## ASSIGNMENT
Please set down word for word every line from the one holding "What data populates" to the end of the data below, both included.

## AVAILABLE RECORDS
--
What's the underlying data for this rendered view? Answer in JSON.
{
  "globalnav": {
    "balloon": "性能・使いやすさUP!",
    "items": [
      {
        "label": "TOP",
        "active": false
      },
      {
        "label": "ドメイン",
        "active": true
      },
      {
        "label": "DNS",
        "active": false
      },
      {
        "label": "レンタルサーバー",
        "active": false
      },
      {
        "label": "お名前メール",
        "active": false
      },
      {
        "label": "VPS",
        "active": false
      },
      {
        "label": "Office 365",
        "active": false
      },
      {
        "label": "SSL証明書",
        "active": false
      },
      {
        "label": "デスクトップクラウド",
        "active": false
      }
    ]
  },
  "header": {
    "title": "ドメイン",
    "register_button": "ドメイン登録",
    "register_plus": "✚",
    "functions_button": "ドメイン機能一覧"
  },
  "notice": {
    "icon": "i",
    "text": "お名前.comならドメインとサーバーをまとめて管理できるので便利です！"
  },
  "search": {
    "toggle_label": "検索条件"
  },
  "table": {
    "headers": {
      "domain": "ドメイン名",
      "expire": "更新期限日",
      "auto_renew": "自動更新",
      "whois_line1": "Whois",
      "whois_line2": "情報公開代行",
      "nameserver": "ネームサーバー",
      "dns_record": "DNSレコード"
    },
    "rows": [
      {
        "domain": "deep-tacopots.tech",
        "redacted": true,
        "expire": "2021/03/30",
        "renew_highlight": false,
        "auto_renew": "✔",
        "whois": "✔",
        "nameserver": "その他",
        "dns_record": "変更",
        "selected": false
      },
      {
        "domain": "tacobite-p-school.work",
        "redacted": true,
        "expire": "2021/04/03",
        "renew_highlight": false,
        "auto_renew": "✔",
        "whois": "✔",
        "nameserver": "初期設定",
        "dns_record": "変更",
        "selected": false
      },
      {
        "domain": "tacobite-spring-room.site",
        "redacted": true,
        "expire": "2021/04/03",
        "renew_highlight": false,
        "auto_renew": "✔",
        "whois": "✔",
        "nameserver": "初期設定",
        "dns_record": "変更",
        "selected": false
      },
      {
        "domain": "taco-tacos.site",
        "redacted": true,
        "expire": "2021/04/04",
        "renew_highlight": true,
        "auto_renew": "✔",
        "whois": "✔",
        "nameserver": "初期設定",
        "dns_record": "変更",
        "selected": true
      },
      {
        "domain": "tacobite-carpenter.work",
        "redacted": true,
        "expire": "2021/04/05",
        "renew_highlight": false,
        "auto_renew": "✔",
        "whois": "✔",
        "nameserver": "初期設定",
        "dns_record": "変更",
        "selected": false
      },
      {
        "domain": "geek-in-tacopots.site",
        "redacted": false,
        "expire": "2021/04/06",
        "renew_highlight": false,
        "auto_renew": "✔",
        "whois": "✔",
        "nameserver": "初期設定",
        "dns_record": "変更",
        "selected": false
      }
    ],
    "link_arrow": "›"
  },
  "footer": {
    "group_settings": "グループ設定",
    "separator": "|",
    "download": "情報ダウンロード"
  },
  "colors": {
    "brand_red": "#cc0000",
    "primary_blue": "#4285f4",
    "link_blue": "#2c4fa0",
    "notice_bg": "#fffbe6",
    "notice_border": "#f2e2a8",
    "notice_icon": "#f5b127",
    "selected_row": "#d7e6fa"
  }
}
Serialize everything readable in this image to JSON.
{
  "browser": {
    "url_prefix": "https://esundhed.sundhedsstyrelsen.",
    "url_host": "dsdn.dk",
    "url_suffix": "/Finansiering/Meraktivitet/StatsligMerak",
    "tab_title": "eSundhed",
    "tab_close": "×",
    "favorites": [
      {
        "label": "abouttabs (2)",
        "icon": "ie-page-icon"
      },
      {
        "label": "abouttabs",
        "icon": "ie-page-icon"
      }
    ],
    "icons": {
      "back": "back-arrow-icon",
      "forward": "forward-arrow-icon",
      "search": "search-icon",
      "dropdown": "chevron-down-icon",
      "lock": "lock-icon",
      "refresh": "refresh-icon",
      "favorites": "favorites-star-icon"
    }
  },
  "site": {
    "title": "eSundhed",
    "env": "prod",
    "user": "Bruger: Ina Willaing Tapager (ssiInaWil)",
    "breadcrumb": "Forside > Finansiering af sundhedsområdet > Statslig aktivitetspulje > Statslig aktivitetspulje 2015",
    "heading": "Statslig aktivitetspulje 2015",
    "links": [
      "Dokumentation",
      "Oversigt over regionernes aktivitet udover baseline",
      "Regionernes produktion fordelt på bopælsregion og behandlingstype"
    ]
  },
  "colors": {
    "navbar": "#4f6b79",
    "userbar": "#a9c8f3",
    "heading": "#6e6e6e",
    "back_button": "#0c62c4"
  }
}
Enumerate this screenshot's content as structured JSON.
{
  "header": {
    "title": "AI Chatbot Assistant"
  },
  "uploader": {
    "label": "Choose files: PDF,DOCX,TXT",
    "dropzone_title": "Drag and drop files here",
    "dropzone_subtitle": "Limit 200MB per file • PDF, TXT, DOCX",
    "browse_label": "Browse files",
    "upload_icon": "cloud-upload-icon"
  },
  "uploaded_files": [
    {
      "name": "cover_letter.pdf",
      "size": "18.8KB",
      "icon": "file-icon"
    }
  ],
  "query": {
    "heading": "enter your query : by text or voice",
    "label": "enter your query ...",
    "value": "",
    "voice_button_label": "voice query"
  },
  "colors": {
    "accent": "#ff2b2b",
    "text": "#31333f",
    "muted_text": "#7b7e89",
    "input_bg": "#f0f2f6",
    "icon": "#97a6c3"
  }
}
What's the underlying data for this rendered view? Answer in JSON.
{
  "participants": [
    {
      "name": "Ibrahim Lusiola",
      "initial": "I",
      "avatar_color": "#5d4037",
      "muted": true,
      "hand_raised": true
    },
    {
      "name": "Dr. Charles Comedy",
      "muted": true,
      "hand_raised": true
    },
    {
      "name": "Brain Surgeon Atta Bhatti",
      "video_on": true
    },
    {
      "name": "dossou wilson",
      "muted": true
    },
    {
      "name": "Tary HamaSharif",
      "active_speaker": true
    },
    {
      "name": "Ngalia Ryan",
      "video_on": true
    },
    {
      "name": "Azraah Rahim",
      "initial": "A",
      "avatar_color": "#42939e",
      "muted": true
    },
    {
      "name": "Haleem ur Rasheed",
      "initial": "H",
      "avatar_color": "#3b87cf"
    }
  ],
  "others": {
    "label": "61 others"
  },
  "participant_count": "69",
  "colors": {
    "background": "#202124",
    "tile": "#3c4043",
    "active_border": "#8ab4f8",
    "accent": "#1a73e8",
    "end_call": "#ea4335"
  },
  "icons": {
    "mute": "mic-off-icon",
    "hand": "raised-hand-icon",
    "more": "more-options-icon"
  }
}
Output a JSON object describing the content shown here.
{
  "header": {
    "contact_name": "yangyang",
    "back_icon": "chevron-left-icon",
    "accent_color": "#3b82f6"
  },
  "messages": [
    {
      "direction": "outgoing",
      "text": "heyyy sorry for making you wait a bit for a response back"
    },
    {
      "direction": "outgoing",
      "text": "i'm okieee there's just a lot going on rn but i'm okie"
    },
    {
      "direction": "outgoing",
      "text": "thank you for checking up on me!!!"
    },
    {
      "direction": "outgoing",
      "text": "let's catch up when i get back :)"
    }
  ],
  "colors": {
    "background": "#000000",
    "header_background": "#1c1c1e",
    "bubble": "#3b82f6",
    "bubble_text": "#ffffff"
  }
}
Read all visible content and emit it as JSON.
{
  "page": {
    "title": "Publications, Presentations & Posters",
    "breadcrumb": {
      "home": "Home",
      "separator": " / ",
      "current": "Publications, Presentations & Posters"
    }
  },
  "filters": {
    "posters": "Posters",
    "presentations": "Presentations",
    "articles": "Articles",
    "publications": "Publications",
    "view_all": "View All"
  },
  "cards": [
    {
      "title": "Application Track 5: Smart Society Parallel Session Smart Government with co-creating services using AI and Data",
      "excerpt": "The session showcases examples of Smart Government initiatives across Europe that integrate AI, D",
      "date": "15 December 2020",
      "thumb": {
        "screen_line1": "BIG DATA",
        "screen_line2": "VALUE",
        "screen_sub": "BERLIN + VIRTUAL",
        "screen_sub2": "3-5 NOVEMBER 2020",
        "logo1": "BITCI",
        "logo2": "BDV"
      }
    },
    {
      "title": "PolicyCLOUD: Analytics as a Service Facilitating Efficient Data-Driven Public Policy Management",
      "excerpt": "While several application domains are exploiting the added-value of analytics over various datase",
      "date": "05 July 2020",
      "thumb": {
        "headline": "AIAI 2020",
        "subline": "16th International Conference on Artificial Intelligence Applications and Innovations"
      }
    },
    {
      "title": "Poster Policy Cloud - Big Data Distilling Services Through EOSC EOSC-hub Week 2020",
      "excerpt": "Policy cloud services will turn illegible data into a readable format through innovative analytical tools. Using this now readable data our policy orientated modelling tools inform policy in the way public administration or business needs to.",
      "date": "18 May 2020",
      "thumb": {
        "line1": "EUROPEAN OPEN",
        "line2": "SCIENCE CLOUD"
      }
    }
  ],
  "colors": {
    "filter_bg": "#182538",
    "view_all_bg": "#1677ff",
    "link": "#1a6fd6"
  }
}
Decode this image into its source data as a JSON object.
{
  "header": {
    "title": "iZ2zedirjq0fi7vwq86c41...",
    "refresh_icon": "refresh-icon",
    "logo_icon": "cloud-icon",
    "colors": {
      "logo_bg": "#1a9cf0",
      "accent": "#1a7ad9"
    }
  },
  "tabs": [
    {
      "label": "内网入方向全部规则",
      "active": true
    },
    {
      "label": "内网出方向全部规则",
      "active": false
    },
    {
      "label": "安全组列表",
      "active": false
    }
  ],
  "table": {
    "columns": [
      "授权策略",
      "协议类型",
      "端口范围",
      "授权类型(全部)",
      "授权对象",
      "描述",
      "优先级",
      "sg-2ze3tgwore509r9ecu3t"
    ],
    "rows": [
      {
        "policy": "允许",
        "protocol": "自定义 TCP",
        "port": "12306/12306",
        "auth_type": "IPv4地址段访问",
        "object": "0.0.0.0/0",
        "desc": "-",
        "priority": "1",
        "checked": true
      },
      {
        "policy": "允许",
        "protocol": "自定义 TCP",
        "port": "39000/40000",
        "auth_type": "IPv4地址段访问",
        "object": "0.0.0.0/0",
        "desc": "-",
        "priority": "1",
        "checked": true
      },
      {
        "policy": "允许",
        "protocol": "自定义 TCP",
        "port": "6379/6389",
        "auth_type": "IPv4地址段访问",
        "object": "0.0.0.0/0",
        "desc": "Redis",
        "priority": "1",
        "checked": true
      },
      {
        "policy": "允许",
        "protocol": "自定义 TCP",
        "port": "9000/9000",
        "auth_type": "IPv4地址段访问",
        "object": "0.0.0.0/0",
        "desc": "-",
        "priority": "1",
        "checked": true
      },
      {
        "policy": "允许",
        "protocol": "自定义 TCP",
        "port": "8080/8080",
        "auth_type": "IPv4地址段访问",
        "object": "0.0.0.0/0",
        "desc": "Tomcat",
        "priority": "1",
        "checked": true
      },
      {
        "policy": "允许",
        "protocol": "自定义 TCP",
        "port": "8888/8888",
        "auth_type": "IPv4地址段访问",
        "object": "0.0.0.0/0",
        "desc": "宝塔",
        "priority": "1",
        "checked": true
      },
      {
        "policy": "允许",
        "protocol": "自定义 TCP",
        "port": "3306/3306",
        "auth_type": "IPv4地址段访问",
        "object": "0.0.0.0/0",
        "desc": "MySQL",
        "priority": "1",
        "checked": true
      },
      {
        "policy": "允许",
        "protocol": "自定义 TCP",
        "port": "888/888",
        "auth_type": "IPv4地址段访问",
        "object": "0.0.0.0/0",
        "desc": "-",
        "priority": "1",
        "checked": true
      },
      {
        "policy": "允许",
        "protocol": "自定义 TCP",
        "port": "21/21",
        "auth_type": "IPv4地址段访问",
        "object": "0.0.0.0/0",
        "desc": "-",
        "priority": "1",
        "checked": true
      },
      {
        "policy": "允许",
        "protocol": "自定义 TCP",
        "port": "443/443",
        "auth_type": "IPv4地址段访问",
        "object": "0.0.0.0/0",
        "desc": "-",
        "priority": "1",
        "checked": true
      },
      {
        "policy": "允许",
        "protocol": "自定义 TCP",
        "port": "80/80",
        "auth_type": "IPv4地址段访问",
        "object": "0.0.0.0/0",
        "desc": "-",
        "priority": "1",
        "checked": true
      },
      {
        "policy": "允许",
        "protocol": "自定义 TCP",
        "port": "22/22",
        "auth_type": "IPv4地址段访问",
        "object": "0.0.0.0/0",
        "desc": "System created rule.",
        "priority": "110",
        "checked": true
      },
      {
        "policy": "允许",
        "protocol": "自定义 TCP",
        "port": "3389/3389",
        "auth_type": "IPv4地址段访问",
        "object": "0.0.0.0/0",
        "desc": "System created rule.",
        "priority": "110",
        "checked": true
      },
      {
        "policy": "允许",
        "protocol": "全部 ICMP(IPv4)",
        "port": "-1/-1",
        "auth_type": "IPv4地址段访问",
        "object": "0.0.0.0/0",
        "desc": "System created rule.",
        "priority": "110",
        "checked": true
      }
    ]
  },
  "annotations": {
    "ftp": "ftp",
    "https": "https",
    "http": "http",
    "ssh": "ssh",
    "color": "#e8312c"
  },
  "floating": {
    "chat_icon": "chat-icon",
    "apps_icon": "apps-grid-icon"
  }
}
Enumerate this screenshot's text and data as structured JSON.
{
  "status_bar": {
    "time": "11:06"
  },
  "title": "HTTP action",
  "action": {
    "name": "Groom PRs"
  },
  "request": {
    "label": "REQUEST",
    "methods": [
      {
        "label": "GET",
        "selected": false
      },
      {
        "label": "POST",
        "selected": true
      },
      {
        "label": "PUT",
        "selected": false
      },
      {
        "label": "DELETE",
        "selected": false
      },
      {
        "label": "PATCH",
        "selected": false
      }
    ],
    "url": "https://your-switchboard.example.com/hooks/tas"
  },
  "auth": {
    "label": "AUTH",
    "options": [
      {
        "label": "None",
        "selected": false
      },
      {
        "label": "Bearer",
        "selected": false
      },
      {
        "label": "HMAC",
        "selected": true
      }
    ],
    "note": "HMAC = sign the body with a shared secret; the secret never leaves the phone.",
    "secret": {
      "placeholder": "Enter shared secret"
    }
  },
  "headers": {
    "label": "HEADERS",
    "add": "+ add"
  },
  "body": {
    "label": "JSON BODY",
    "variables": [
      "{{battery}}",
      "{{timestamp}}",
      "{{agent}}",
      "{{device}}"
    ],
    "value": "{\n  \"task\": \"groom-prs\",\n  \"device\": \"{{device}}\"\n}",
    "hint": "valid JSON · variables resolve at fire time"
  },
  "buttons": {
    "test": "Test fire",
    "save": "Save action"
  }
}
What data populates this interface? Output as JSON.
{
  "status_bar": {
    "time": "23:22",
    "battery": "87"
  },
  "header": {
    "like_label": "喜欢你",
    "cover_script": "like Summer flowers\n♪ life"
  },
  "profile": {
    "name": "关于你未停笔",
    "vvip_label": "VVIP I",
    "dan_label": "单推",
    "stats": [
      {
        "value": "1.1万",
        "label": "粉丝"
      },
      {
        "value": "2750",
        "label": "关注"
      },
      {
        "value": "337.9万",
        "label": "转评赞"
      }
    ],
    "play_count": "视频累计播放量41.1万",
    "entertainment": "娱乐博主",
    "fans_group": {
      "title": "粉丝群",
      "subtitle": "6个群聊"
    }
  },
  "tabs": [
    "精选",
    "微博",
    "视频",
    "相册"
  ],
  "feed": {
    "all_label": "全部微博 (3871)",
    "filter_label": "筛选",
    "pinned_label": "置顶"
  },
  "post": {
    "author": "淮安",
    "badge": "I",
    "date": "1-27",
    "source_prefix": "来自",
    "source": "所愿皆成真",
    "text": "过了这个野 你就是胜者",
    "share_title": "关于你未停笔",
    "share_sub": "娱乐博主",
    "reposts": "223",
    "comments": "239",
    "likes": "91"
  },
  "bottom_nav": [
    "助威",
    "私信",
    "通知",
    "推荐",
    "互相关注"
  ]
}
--
## ANSWER TO THE PROBLEM
What data populates this interface? Output as JSON.
{
  "status_bar": {
    "time": "23:22",
    "battery": "87"
  },
  "header": {
    "like_label": "喜欢你",
    "cover_script": "like Summer flowers\n♪ life"
  },
  "profile": {
    "name": "关于你未停笔",
    "vvip_label": "VVIP I",
    "dan_label": "单推",
    "stats": [
      {
        "value": "1.1万",
        "label": "粉丝"
      },
      {
        "value": "2750",
        "label": "关注"
      },
      {
        "value": "337.9万",
        "label": "转评赞"
      }
    ],
    "play_count": "视频累计播放量41.1万",
    "entertainment": "娱乐博主",
    "fans_group": {
      "title": "粉丝群",
      "subtitle": "6个群聊"
    }
  },
  "tabs": [
    "精选",
    "微博",
    "视频",
    "相册"
  ],
  "feed": {
    "all_label": "全部微博 (3871)",
    "filter_label": "筛选",
    "pinned_label": "置顶"
  },
  "post": {
    "author": "淮安",
    "badge": "I",
    "date": "1-27",
    "source_prefix": "来自",
    "source": "所愿皆成真",
    "text": "过了这个野 你就是胜者",
    "share_title": "关于你未停笔",
    "share_sub": "娱乐博主",
    "reposts": "223",
    "comments": "239",
    "likes": "91"
  },
  "bottom_nav": [
    "助威",
    "私信",
    "通知",
    "推荐",
    "互相关注"
  ]
}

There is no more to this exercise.